● TASK ITEM
Among the entries below, find the lines that hold the word "省长信箱" and report them.

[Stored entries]
◆ ◆ ◆ ◆ ◆ ◆ ◆

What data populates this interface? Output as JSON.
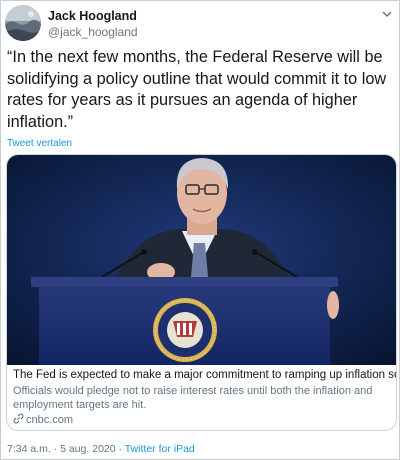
{
  "author": {
    "name": "Jack Hoogland",
    "handle": "@jack_hoogland"
  },
  "tweet": {
    "text": "“In the next few months, the Federal Reserve will be solidifying a policy outline that would commit it to low rates for years as it pursues an agenda of higher inflation.”",
    "translate_label": "Tweet vertalen"
  },
  "card": {
    "image_alt": "Jerome Powell speaking at a podium with the Federal Reserve seal",
    "title": "The Fed is expected to make a major commitment to ramping up inflation soon",
    "description": "Officials would pledge not to raise interest rates until both the inflation and employment targets are hit.",
    "domain": "cnbc.com",
    "link_icon": "link-icon"
  },
  "meta": {
    "time": "7:34 a.m.",
    "separator1": " · ",
    "date": "5 aug. 2020",
    "separator2": " · ",
    "source": "Twitter for iPad"
  },
  "icons": {
    "caret": "chevron-down-icon"
  },
  "colors": {
    "link": "#1b95e0",
    "secondary": "#657786",
    "photo_background": "#0d1f4a",
    "podium": "#1d2f6e"
  }
}
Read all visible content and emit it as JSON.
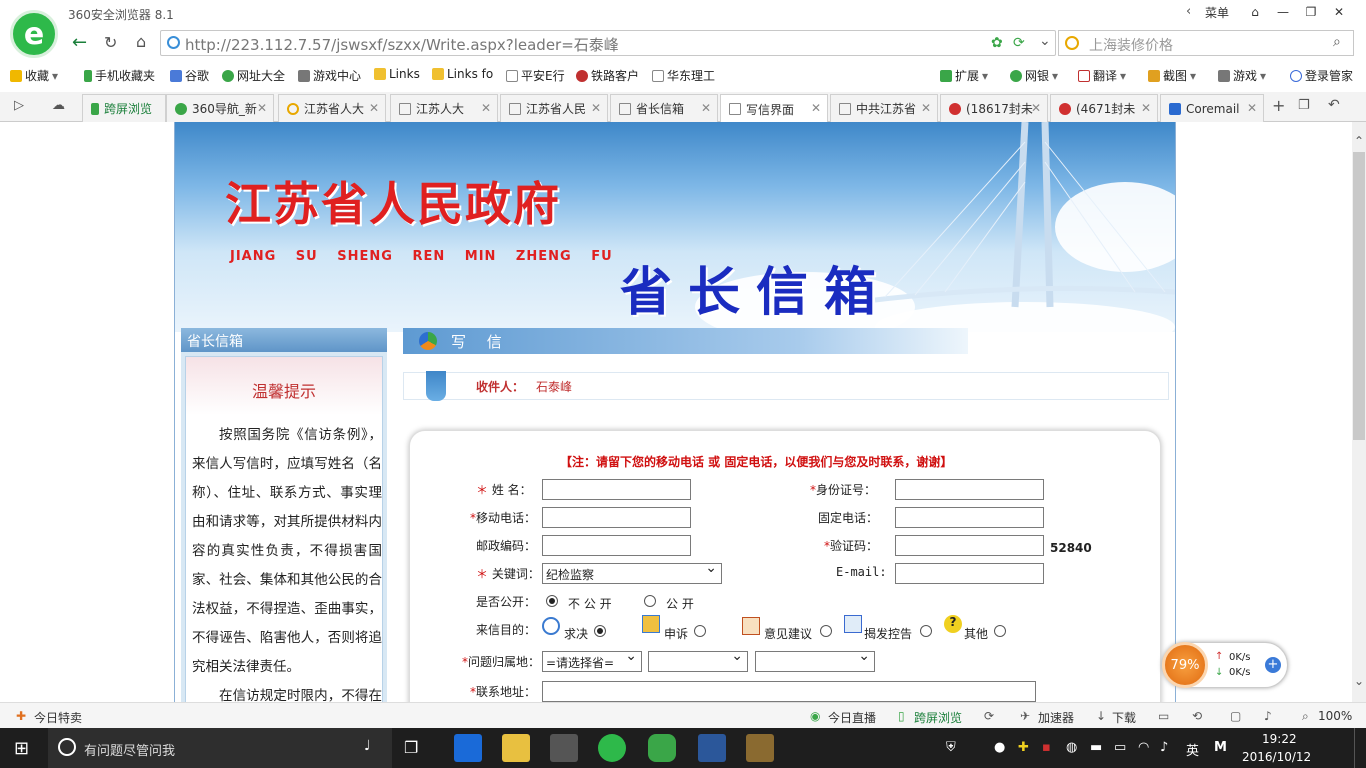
{
  "browser": {
    "app_title": "360安全浏览器 8.1",
    "menu_label": "菜单",
    "url": "http://223.112.7.57/jswsxf/szxx/Write.aspx?leader=石泰峰",
    "search_placeholder": "上海装修价格"
  },
  "bookmarks": {
    "left": [
      "收藏",
      "手机收藏夹",
      "谷歌",
      "网址大全",
      "游戏中心",
      "Links",
      "Links fo",
      "平安E行",
      "铁路客户",
      "华东理工"
    ],
    "right": [
      "扩展",
      "网银",
      "翻译",
      "截图",
      "游戏",
      "登录管家"
    ]
  },
  "tabs": [
    {
      "label": "跨屏浏览",
      "active": false
    },
    {
      "label": "360导航_新",
      "active": false
    },
    {
      "label": "江苏省人大",
      "active": false
    },
    {
      "label": "江苏人大",
      "active": false
    },
    {
      "label": "江苏省人民",
      "active": false
    },
    {
      "label": "省长信箱",
      "active": false
    },
    {
      "label": "写信界面",
      "active": true
    },
    {
      "label": "中共江苏省",
      "active": false
    },
    {
      "label": "(18617封未",
      "active": false
    },
    {
      "label": "(4671封未",
      "active": false
    },
    {
      "label": "Coremail",
      "active": false
    }
  ],
  "banner": {
    "title": "江苏省人民政府",
    "pinyin": "JIANG SU SHENG REN MIN ZHENG FU",
    "box_title": "省长信箱"
  },
  "sidebar": {
    "title": "省长信箱",
    "heading": "温馨提示",
    "paragraph1": "按照国务院《信访条例》，来信人写信时，应填写姓名（名称）、住址、联系方式、事实理由和请求等，对其所提供材料内容的真实性负责，不得损害国家、社会、集体和其他公民的合法权益，不得捏造、歪曲事实，不得诬告、陷害他人，否则将追究相关法律责任。",
    "paragraph2": "在信访规定时限内，不得在其他网络平台上重复发帖、重"
  },
  "write": {
    "bar_label": "写 信",
    "recipient_label": "收件人：",
    "recipient_value": "石泰峰"
  },
  "form": {
    "note": "【注：请留下您的移动电话 或 固定电话，以便我们与您及时联系，谢谢】",
    "name_label": "姓  名：",
    "id_label": "身份证号：",
    "mobile_label": "移动电话：",
    "phone_label": "固定电话：",
    "postcode_label": "邮政编码：",
    "captcha_label": "验证码：",
    "captcha_value": "52840",
    "keyword_label": "关键词：",
    "keyword_value": "纪检监察",
    "email_label": "E-mail:",
    "public_label": "是否公开：",
    "public_no": "不 公 开",
    "public_yes": "公 开",
    "purpose_label": "来信目的：",
    "purpose_options": [
      "求决",
      "申诉",
      "意见建议",
      "揭发控告",
      "其他"
    ],
    "region_label": "问题归属地：",
    "region_value": "=请选择省=",
    "address_label": "联系地址："
  },
  "speed_widget": {
    "percent": "79%",
    "up": "0K/s",
    "down": "0K/s"
  },
  "statusbar": {
    "left": "今日特卖",
    "items": [
      "今日直播",
      "跨屏浏览",
      "加速器",
      "下载"
    ],
    "zoom": "100%"
  },
  "taskbar": {
    "search_placeholder": "有问题尽管问我",
    "ime": "英",
    "time": "19:22",
    "date": "2016/10/12"
  },
  "colors": {
    "accent_red": "#d01010",
    "banner_blue": "#3f88c9",
    "browser_green": "#2eb94a"
  }
}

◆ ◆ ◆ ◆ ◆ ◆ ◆

● SOLVED EXERCISE
      "label": "省长信箱",
    "box_title": "省长信箱"
    "title": "省长信箱",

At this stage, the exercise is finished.